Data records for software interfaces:
::::::
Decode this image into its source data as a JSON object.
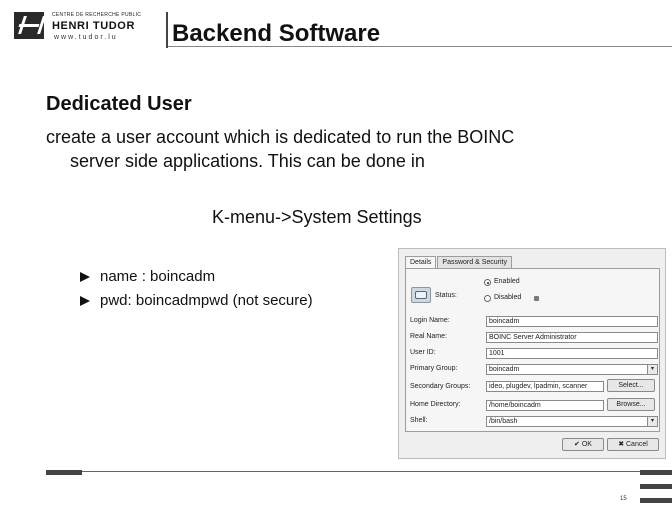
{
  "header": {
    "logo_small": "CENTRE DE RECHERCHE PUBLIC",
    "logo_main": "HENRI TUDOR",
    "logo_url": "www.tudor.lu",
    "title": "Backend Software"
  },
  "content": {
    "heading": "Dedicated User",
    "para_line1": "create a user account which is dedicated to run the BOINC",
    "para_line2": "server side applications. This can be done in",
    "kmenu": "K-menu->System Settings",
    "bullets": [
      "name : boincadm",
      "pwd: boincadmpwd (not secure)"
    ]
  },
  "dialog": {
    "tabs": [
      "Details",
      "Password & Security"
    ],
    "status_label": "Status:",
    "enabled_label": "Enabled",
    "disabled_label": "Disabled",
    "login_label": "Login Name:",
    "login_value": "boincadm",
    "realname_label": "Real Name:",
    "realname_value": "BOINC Server Administrator",
    "userid_label": "User ID:",
    "userid_value": "1001",
    "primarygroup_label": "Primary Group:",
    "primarygroup_value": "boincadm",
    "secgroups_label": "Secondary Groups:",
    "secgroups_value": "ideo, plugdev, lpadmin, scanner",
    "select_button": "Select...",
    "homedir_label": "Home Directory:",
    "homedir_value": "/home/boincadm",
    "browse_button": "Browse...",
    "shell_label": "Shell:",
    "shell_value": "/bin/bash",
    "ok_button": "OK",
    "cancel_button": "Cancel"
  },
  "footer": {
    "page_number": "15"
  }
}
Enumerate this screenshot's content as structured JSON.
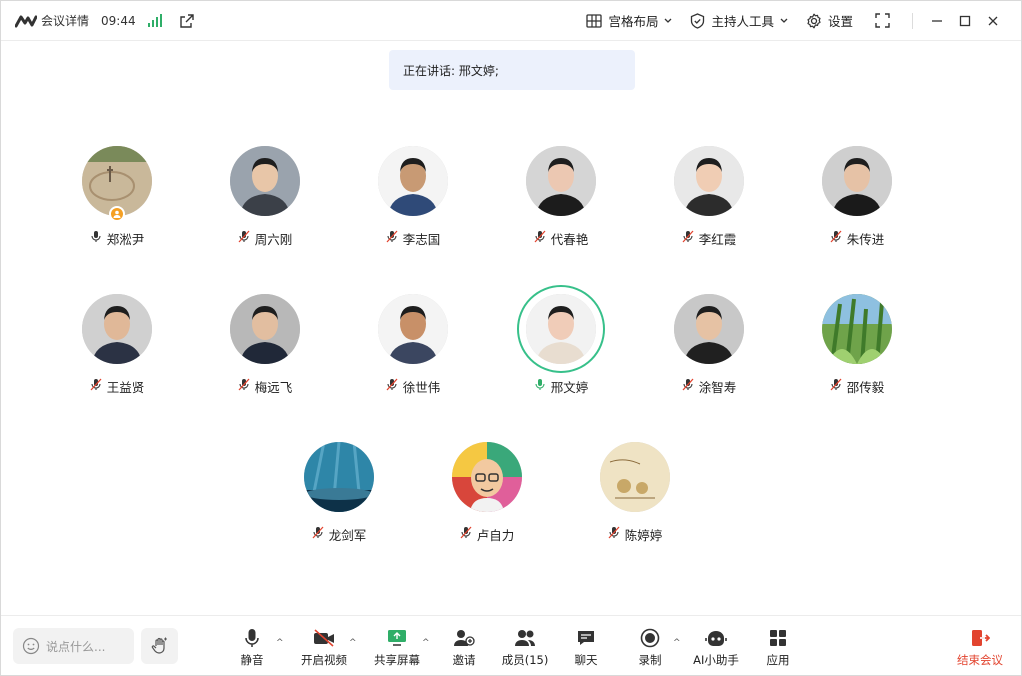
{
  "window": {
    "title": "会议详情",
    "time": "09:44",
    "layout_label": "宫格布局",
    "host_tools_label": "主持人工具",
    "settings_label": "设置"
  },
  "speaking_banner": "正在讲话: 邢文婷;",
  "participants": [
    {
      "name": "郑淞尹",
      "mic": "on",
      "host": true
    },
    {
      "name": "周六刚",
      "mic": "muted"
    },
    {
      "name": "李志国",
      "mic": "muted"
    },
    {
      "name": "代春艳",
      "mic": "muted"
    },
    {
      "name": "李红霞",
      "mic": "muted"
    },
    {
      "name": "朱传进",
      "mic": "muted"
    },
    {
      "name": "王益贤",
      "mic": "muted"
    },
    {
      "name": "梅远飞",
      "mic": "muted"
    },
    {
      "name": "徐世伟",
      "mic": "muted"
    },
    {
      "name": "邢文婷",
      "mic": "speaking"
    },
    {
      "name": "涂智寿",
      "mic": "muted"
    },
    {
      "name": "邵传毅",
      "mic": "muted"
    },
    {
      "name": "龙剑军",
      "mic": "muted"
    },
    {
      "name": "卢自力",
      "mic": "muted"
    },
    {
      "name": "陈婷婷",
      "mic": "muted"
    }
  ],
  "toolbar": {
    "chat_placeholder": "说点什么...",
    "mute": "静音",
    "video": "开启视频",
    "share": "共享屏幕",
    "invite": "邀请",
    "members": "成员(15)",
    "chat": "聊天",
    "record": "录制",
    "ai": "AI小助手",
    "apps": "应用",
    "end": "结束会议"
  },
  "colors": {
    "accent_green": "#2fae68",
    "speaking_ring": "#37c08a",
    "end_red": "#e2442f",
    "banner_bg": "#ecf1fc"
  }
}
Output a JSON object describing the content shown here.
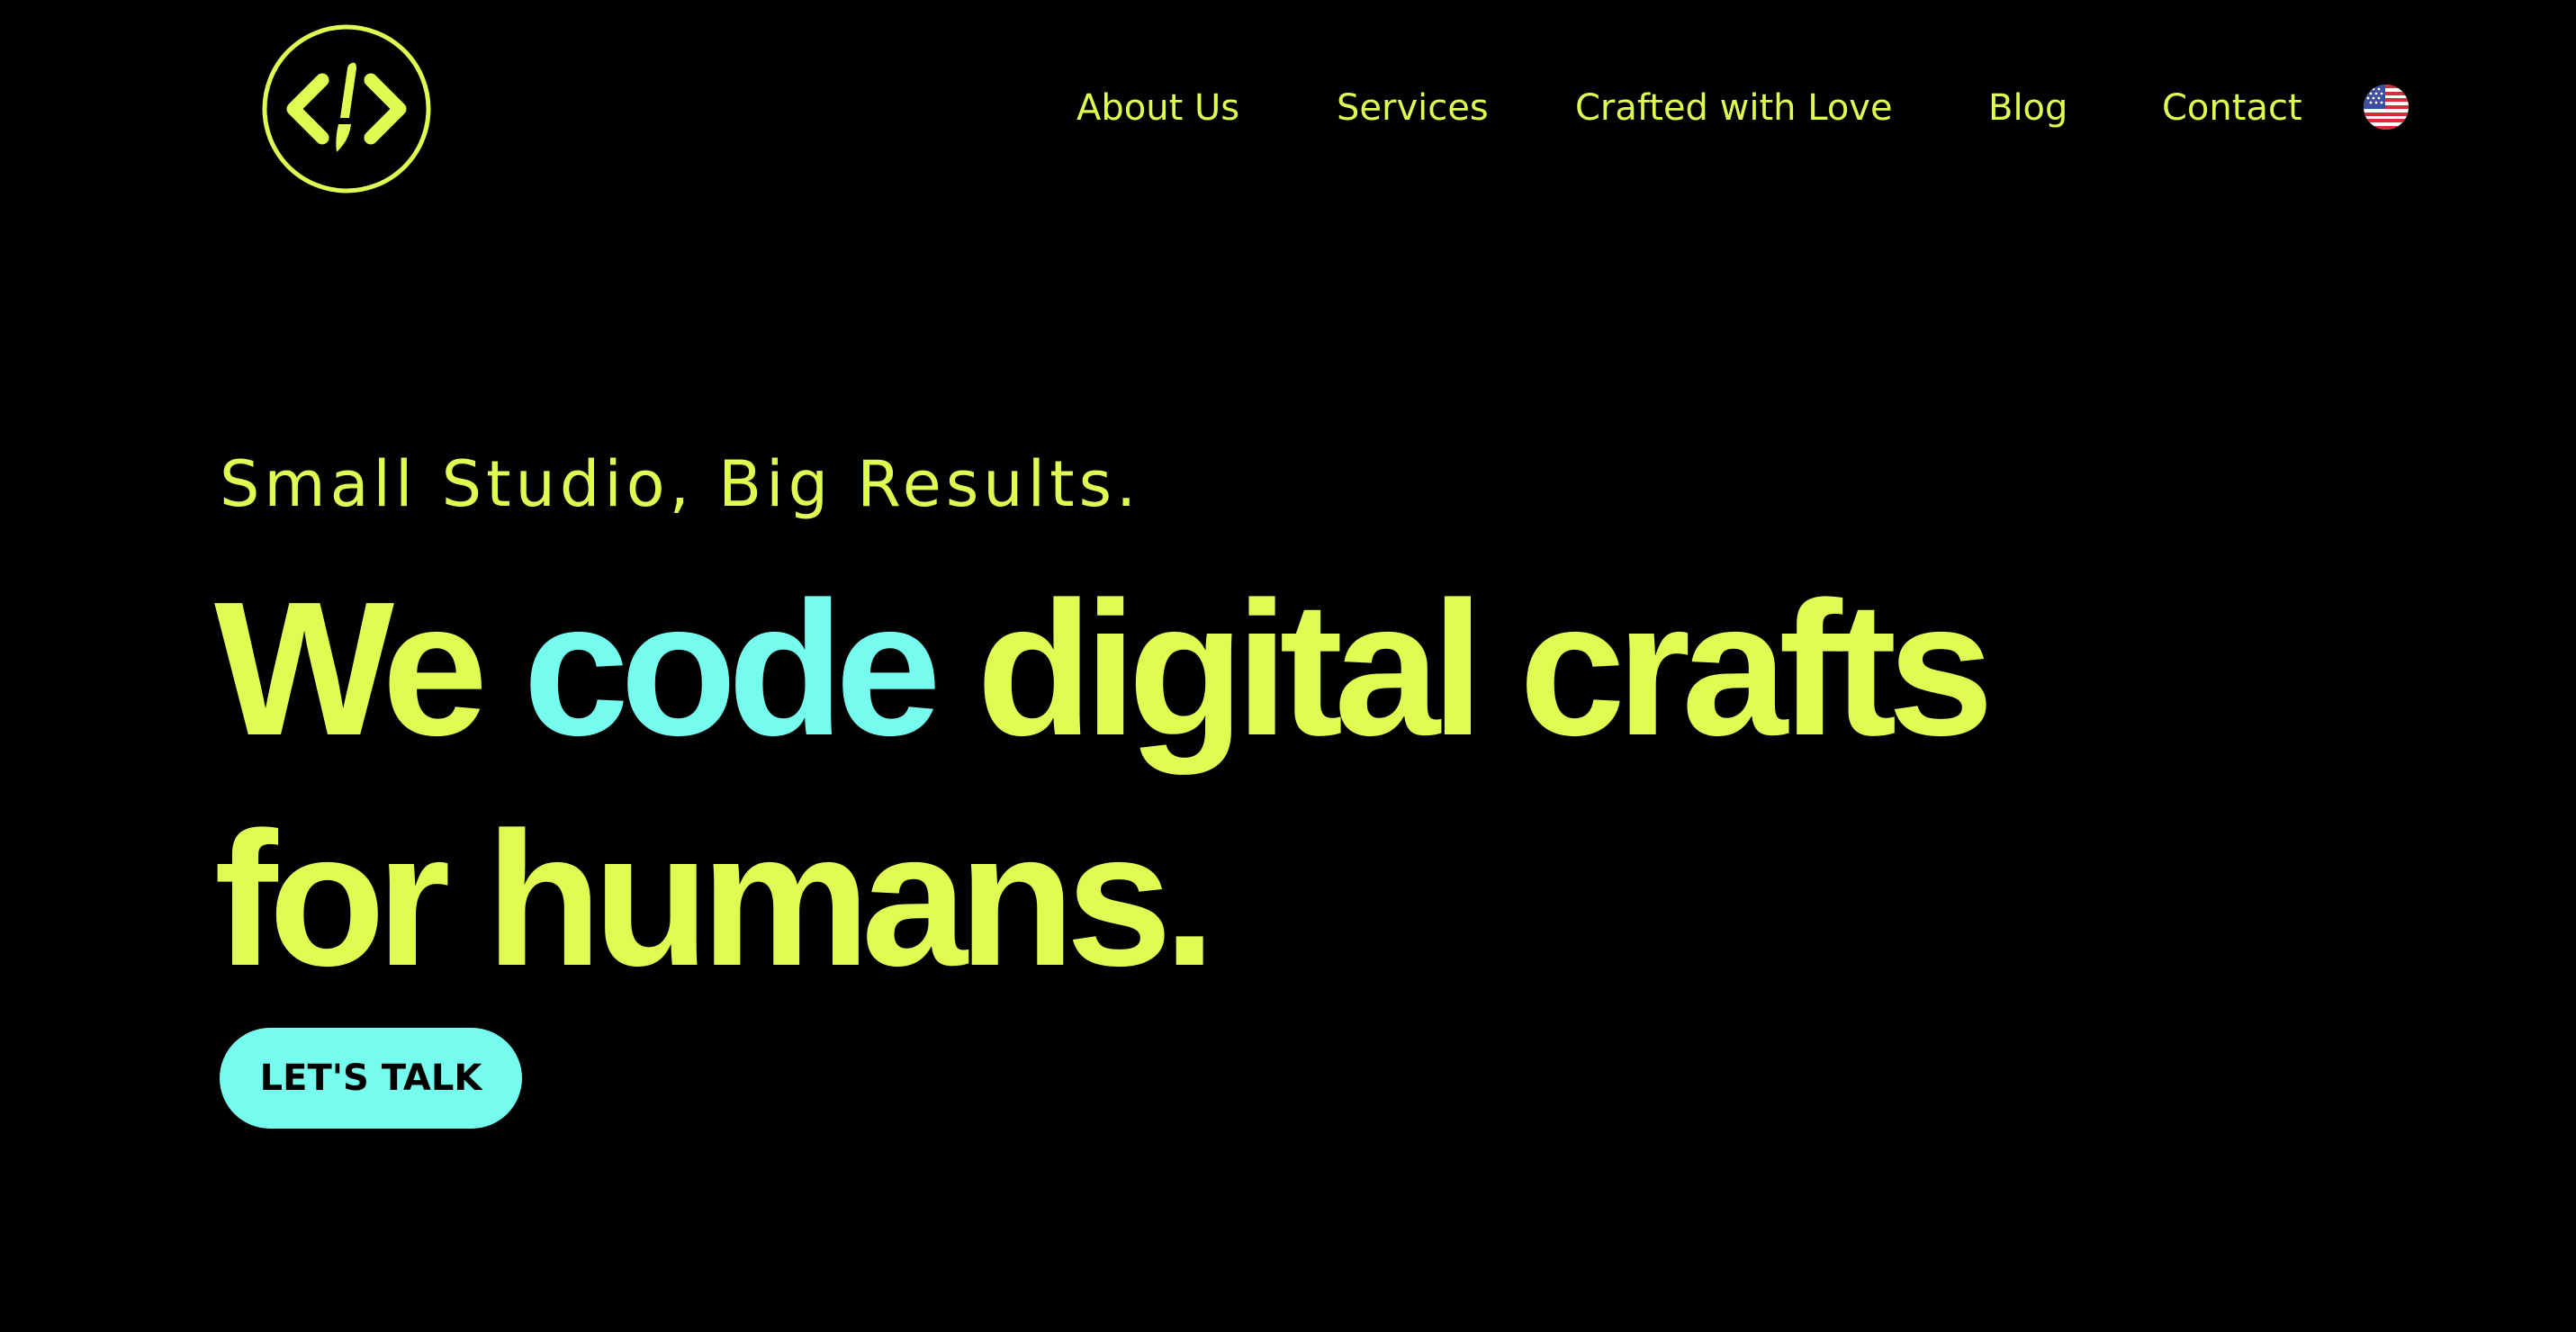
{
  "logo": {
    "icon": "code-brush-icon",
    "color": "#e2fb52"
  },
  "nav": {
    "items": [
      {
        "label": "About Us"
      },
      {
        "label": "Services"
      },
      {
        "label": "Crafted with Love"
      },
      {
        "label": "Blog"
      },
      {
        "label": "Contact"
      }
    ],
    "language_icon": "us-flag-icon"
  },
  "hero": {
    "tagline": "Small Studio, Big Results.",
    "headline": {
      "word1": "We",
      "word2": "code",
      "word3": "digital crafts",
      "line2": "for humans."
    },
    "cta_label": "LET'S TALK"
  },
  "colors": {
    "background": "#000000",
    "primary": "#e2fb52",
    "accent": "#76fcef",
    "cta_text": "#000000"
  }
}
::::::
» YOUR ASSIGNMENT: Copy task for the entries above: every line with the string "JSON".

» TASK OUTPUT:
Decode this image into its source data as a JSON object.
Enumerate this screenshot's content as structured JSON.
Output a JSON object describing the content shown here.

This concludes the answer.